With the recent cold snap, some Yellowstone grizzly bears are slowing down — but it will still be another week or more before they are snug in dens and out of harms’ way for the winter. In a disturbing trend, this year the bear body count continues to mount at a time when the population has been, by weight of evidence, declining. This problem will likely worsen with the federal government’s decision last spring to strip endangered species protections from Yellowstone’s grizzly bears and give management authority to the states (“delist”).
Here, as elsewhere in the lower-48 states, government scientists have found that most grizzly bears die from human causes. This year is no exception. Only three of the 51 recorded grizzly bear deaths may be from natural causes.
And the rate of killing is shocking — one bear approximately every two days since hunting season began in October. Never have so many bear deaths been investigated for possible foul play in one year — 26 bears and counting, more than half of all known deaths.
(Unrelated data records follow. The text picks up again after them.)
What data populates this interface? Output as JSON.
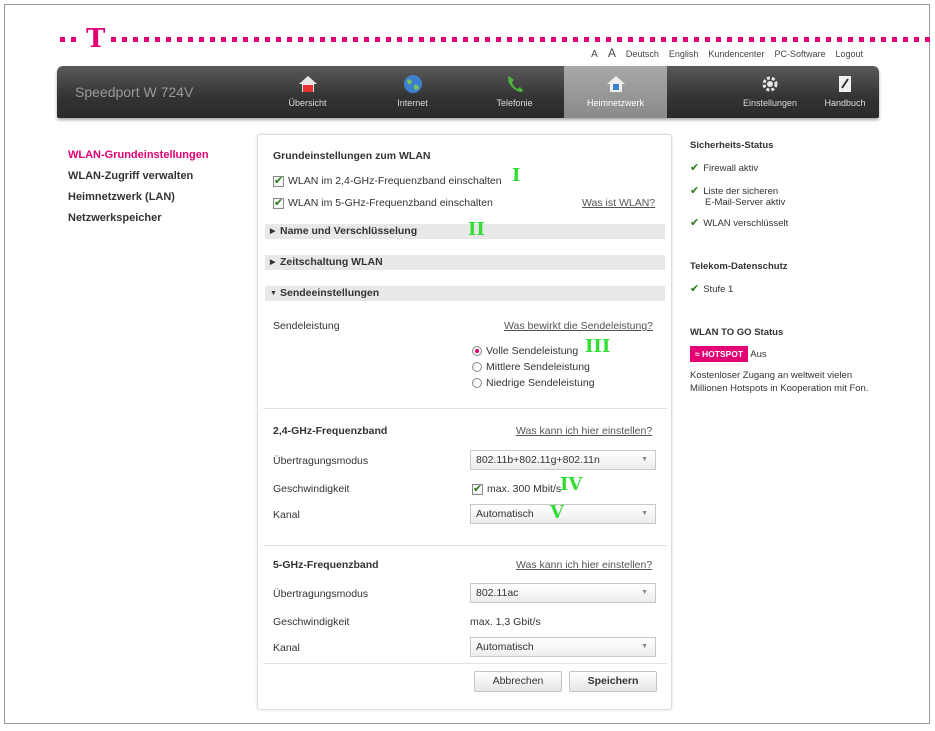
{
  "brand": {
    "logo_letter": "T",
    "accent": "#e20074"
  },
  "toplinks": {
    "font_small": "A",
    "font_large": "A",
    "deutsch": "Deutsch",
    "english": "English",
    "kundencenter": "Kundencenter",
    "pc_software": "PC-Software",
    "logout": "Logout"
  },
  "nav": {
    "product": "Speedport W 724V",
    "tabs": [
      {
        "label": "Übersicht",
        "icon": "home-icon"
      },
      {
        "label": "Internet",
        "icon": "globe-icon"
      },
      {
        "label": "Telefonie",
        "icon": "phone-icon"
      },
      {
        "label": "Heimnetzwerk",
        "icon": "home-network-icon",
        "active": true
      },
      {
        "label": "Einstellungen",
        "icon": "gear-icon"
      },
      {
        "label": "Handbuch",
        "icon": "manual-icon"
      }
    ]
  },
  "leftnav": {
    "items": [
      {
        "label": "WLAN-Grundeinstellungen",
        "active": true
      },
      {
        "label": "WLAN-Zugriff verwalten"
      },
      {
        "label": "Heimnetzwerk (LAN)"
      },
      {
        "label": "Netzwerkspeicher"
      }
    ]
  },
  "main": {
    "title": "Grundeinstellungen zum WLAN",
    "wlan24": "WLAN im 2,4-GHz-Frequenzband einschalten",
    "wlan5": "WLAN im 5-GHz-Frequenzband einschalten",
    "what_is_wlan": "Was ist WLAN?",
    "sections": {
      "name": "Name und Verschlüsselung",
      "timer": "Zeitschaltung WLAN",
      "send": "Sendeeinstellungen"
    },
    "sendeleistung": {
      "label": "Sendeleistung",
      "help": "Was bewirkt die Sendeleistung?",
      "options": [
        "Volle Sendeleistung",
        "Mittlere Sendeleistung",
        "Niedrige Sendeleistung"
      ],
      "selected": "Volle Sendeleistung"
    },
    "band24": {
      "title": "2,4-GHz-Frequenzband",
      "help": "Was kann ich hier einstellen?",
      "mode_label": "Übertragungsmodus",
      "mode_value": "802.11b+802.11g+802.11n",
      "speed_label": "Geschwindigkeit",
      "speed_value": "max. 300 Mbit/s",
      "channel_label": "Kanal",
      "channel_value": "Automatisch"
    },
    "band5": {
      "title": "5-GHz-Frequenzband",
      "help": "Was kann ich hier einstellen?",
      "mode_label": "Übertragungsmodus",
      "mode_value": "802.11ac",
      "speed_label": "Geschwindigkeit",
      "speed_value": "max. 1,3 Gbit/s",
      "channel_label": "Kanal",
      "channel_value": "Automatisch"
    },
    "cancel": "Abbrechen",
    "save": "Speichern"
  },
  "markers": [
    "I",
    "II",
    "III",
    "IV",
    "V"
  ],
  "right": {
    "security_title": "Sicherheits-Status",
    "security_items": [
      "Firewall aktiv",
      "Liste der sicheren",
      "E-Mail-Server aktiv",
      "WLAN verschlüsselt"
    ],
    "privacy_title": "Telekom-Datenschutz",
    "privacy_item": "Stufe 1",
    "togo_title": "WLAN TO GO Status",
    "hotspot": "HOTSPOT",
    "hotspot_state": "Aus",
    "togo_text1": "Kostenloser Zugang an weltweit vielen",
    "togo_text2": "Millionen Hotspots in Kooperation mit Fon."
  }
}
Applying an official estimator that accounts for unknown mortality, about 77 bears are dead, or more than 11 percent of the Yellowstone grizzly bear population of approximately 690 grizzlies occupying the Demographic Monitoring Area (DMA), the core of grizzly habitat.
Government officials have shrugged off the problem, claiming that population estimates are biased low, while failing to admit that, by their own…